→ **Task prompt**:
Each line with the word "ASCII" must appear in the answer, copied from the records.

→ **Extracted data**:
=-=-=-=-=
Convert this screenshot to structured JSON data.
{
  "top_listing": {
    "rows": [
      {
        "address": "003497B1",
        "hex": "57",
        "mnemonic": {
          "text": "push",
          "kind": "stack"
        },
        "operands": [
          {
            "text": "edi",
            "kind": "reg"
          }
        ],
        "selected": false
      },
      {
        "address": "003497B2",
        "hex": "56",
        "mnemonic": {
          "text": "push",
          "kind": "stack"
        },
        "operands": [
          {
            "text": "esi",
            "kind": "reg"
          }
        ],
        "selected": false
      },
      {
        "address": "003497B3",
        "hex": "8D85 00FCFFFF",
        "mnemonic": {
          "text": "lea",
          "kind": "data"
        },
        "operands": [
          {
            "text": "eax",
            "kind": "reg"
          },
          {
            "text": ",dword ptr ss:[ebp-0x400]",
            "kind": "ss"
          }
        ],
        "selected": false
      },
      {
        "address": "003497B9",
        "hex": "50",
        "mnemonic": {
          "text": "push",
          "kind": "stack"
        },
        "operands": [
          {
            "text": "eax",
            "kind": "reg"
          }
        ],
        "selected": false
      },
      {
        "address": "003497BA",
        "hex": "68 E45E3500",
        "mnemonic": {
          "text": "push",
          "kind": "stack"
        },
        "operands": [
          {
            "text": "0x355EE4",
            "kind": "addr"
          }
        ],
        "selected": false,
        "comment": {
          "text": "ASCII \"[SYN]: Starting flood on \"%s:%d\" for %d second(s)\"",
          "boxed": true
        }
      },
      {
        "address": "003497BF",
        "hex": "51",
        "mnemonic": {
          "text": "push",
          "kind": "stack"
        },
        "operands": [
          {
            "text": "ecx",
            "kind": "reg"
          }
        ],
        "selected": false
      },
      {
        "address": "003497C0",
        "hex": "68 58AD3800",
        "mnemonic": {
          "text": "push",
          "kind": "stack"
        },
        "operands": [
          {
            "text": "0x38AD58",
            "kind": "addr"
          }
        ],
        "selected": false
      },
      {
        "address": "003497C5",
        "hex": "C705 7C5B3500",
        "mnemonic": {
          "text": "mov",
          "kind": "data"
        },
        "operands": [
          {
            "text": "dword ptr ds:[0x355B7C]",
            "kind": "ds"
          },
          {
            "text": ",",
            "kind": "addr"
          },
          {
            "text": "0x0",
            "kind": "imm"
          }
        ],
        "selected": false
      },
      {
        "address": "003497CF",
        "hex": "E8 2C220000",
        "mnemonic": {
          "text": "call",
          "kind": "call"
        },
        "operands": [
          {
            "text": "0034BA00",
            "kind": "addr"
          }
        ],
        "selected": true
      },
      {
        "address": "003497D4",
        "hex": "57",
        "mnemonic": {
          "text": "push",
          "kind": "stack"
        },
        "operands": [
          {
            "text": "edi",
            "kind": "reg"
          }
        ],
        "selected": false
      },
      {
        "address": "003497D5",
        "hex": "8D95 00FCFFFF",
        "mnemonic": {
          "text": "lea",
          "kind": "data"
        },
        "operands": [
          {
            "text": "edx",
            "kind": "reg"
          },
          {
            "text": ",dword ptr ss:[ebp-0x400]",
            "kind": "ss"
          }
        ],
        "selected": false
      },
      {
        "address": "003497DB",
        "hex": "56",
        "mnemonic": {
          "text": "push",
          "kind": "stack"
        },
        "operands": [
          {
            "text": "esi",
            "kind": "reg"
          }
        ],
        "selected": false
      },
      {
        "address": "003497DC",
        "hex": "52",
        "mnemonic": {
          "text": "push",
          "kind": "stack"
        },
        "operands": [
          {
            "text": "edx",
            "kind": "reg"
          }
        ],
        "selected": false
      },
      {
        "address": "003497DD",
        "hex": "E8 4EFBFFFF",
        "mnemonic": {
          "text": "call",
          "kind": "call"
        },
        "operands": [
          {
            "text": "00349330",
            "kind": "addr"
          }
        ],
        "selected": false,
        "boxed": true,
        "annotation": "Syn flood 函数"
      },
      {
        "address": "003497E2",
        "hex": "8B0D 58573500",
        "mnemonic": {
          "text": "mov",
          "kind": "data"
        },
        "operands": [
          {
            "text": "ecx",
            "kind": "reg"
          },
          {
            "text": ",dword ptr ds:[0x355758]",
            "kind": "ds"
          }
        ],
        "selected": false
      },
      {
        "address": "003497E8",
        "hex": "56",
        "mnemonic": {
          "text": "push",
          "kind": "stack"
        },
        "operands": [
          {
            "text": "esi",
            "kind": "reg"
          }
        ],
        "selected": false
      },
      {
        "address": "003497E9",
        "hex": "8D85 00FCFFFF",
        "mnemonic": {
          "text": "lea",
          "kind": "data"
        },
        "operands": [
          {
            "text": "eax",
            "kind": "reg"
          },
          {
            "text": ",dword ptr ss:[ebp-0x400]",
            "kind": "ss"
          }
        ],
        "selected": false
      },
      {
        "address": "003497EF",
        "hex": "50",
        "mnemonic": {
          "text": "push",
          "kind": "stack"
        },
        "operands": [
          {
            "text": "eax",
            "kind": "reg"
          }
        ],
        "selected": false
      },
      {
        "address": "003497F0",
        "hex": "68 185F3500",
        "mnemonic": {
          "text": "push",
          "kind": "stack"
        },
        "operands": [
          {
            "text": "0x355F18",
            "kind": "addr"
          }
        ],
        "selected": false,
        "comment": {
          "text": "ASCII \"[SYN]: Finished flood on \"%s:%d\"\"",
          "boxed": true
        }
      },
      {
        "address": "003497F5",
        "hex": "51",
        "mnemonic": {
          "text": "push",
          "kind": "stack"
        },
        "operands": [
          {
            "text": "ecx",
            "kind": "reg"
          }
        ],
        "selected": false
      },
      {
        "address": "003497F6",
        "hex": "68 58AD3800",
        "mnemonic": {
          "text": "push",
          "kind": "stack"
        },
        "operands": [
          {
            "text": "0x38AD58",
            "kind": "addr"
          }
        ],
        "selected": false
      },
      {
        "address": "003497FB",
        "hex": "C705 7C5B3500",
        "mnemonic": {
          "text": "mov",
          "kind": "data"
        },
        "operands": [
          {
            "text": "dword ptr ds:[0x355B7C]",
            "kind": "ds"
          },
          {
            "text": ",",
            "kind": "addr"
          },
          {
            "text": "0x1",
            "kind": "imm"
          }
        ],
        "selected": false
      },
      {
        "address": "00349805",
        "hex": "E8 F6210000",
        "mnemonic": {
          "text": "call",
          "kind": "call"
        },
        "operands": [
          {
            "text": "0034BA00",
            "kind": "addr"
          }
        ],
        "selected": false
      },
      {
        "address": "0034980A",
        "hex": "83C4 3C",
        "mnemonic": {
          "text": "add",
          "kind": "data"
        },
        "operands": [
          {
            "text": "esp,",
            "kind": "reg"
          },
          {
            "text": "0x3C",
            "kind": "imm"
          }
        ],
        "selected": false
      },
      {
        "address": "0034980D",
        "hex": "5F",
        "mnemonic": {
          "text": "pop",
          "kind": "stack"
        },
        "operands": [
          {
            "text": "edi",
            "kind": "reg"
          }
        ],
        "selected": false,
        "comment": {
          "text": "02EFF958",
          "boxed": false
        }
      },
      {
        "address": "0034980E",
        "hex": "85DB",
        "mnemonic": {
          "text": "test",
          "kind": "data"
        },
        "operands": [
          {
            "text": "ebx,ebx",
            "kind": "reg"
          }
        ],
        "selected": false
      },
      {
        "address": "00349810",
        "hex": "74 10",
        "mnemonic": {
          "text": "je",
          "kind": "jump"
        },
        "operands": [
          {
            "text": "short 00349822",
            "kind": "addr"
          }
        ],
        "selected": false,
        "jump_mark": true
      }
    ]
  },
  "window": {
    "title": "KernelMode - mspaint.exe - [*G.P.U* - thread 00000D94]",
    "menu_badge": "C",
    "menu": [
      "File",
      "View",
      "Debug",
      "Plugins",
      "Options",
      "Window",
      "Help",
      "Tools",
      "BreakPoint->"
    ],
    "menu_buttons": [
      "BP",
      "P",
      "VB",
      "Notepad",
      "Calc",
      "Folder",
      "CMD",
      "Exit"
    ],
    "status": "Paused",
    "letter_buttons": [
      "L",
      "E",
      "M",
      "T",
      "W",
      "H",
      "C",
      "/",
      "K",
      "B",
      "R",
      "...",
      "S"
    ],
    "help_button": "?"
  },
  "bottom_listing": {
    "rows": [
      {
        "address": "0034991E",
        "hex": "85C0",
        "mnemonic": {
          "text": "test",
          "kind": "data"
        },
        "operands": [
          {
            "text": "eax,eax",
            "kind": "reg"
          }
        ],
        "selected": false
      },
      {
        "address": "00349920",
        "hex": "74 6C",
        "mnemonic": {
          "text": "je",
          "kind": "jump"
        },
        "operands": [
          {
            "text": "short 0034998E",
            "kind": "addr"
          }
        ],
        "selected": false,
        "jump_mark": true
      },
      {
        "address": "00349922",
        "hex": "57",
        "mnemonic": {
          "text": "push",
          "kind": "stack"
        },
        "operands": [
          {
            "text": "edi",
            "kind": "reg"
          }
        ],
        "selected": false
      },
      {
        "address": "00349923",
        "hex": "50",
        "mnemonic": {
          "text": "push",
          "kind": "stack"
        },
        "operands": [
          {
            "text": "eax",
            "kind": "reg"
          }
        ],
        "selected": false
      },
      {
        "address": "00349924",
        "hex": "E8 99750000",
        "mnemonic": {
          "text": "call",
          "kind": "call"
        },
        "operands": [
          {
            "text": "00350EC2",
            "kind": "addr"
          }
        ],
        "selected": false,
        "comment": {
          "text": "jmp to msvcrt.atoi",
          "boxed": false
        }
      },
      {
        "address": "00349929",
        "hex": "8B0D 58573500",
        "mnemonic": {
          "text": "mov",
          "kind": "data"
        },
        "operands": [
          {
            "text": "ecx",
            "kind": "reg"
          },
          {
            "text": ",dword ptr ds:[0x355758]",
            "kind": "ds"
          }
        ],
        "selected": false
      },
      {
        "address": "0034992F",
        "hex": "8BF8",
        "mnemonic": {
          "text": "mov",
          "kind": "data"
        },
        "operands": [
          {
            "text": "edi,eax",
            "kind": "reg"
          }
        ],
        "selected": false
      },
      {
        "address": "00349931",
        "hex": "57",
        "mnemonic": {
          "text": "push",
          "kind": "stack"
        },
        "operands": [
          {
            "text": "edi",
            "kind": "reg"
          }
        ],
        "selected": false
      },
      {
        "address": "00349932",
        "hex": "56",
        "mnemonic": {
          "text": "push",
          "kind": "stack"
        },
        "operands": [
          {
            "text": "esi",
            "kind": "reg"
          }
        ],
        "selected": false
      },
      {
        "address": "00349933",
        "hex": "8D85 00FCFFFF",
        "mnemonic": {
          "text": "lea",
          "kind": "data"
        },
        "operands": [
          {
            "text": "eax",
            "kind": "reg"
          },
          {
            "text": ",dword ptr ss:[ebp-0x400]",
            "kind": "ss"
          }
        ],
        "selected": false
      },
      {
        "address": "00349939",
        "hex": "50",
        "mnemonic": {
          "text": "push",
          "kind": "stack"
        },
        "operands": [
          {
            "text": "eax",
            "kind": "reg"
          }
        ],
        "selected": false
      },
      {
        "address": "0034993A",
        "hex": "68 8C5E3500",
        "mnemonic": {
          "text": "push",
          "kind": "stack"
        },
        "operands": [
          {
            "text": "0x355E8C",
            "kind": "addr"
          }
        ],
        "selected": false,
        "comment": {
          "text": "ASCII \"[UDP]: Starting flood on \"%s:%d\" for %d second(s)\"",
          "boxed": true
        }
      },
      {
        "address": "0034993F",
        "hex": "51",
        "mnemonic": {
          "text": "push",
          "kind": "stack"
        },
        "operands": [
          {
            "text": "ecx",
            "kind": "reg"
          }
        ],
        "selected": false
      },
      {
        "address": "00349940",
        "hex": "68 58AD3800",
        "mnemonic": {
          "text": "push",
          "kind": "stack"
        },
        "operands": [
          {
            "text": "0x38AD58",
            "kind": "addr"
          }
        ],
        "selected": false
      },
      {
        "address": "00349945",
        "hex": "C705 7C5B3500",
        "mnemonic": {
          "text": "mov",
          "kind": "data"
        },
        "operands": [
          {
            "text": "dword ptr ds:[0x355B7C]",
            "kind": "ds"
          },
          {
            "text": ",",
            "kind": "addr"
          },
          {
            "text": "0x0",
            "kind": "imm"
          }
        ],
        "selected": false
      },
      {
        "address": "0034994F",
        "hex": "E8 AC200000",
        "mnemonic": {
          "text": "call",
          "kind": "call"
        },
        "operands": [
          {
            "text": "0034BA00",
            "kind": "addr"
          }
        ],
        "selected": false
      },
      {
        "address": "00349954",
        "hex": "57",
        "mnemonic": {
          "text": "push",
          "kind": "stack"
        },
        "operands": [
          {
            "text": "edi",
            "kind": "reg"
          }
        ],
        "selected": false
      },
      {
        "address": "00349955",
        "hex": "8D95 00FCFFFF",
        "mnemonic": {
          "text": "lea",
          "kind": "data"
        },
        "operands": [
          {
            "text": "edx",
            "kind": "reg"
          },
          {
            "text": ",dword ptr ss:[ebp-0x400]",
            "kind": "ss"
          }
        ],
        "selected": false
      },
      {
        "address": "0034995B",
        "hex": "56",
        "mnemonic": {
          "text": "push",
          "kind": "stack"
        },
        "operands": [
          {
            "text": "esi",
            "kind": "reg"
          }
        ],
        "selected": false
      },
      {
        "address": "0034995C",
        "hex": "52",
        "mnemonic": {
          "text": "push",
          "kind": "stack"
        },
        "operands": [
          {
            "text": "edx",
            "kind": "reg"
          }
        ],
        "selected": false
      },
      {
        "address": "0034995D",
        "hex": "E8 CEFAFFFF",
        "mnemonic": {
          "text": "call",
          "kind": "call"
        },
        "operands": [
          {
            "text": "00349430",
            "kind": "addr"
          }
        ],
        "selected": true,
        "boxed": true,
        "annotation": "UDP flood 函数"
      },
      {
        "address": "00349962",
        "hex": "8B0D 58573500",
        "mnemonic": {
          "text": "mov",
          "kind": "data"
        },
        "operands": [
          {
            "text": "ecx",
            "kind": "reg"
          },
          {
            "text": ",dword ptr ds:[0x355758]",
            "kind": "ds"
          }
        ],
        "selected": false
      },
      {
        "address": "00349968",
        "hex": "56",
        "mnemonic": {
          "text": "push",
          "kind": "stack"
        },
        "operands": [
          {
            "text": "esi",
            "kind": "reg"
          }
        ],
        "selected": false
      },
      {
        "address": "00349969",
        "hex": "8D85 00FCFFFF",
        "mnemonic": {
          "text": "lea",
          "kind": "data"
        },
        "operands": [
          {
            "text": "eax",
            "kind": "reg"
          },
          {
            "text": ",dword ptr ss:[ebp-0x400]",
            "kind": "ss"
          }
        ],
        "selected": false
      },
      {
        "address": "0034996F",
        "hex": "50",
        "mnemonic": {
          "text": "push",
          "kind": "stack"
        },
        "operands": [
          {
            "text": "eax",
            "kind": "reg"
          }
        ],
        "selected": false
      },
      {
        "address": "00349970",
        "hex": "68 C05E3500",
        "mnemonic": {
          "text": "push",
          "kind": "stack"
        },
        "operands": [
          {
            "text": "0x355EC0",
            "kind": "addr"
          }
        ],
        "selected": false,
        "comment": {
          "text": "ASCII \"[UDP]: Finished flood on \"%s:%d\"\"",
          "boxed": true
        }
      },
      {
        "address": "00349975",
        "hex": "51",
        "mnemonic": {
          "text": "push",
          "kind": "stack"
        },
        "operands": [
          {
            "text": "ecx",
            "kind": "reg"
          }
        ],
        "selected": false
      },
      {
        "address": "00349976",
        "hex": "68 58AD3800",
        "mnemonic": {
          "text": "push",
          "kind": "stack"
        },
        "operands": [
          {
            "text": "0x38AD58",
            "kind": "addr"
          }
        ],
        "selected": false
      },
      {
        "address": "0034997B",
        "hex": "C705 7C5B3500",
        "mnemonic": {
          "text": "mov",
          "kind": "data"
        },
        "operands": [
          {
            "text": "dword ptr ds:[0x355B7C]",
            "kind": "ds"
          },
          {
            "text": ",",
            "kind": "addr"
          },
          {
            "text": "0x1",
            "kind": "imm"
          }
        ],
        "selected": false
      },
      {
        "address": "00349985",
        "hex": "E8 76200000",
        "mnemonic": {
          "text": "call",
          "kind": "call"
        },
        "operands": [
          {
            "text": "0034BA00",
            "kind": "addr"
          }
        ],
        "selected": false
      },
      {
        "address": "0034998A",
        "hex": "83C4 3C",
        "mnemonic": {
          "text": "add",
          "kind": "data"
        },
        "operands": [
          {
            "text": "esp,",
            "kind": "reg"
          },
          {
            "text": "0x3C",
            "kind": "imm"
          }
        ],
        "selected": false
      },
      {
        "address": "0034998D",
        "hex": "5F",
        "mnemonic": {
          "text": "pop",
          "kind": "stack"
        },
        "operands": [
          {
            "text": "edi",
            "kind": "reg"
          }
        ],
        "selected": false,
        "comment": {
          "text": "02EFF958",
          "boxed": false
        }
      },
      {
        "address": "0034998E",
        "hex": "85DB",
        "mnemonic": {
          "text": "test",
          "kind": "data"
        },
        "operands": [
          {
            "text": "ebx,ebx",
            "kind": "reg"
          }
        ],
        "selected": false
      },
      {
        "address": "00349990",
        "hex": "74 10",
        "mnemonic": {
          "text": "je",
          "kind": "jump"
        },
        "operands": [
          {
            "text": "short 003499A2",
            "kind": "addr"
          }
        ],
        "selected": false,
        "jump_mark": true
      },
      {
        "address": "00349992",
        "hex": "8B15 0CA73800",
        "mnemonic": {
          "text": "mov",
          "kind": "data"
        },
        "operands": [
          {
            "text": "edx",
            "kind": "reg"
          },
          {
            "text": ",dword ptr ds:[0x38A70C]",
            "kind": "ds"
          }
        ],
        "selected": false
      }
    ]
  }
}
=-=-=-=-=
→ **Solution to this exercise**:
          "text": "ASCII \"[SYN]: Starting flood on \"%s:%d\" for %d second(s)\"",
          "text": "ASCII \"[SYN]: Finished flood on \"%s:%d\"\"",
          "text": "ASCII \"[UDP]: Starting flood on \"%s:%d\" for %d second(s)\"",
          "text": "ASCII \"[UDP]: Finished flood on \"%s:%d\"\"",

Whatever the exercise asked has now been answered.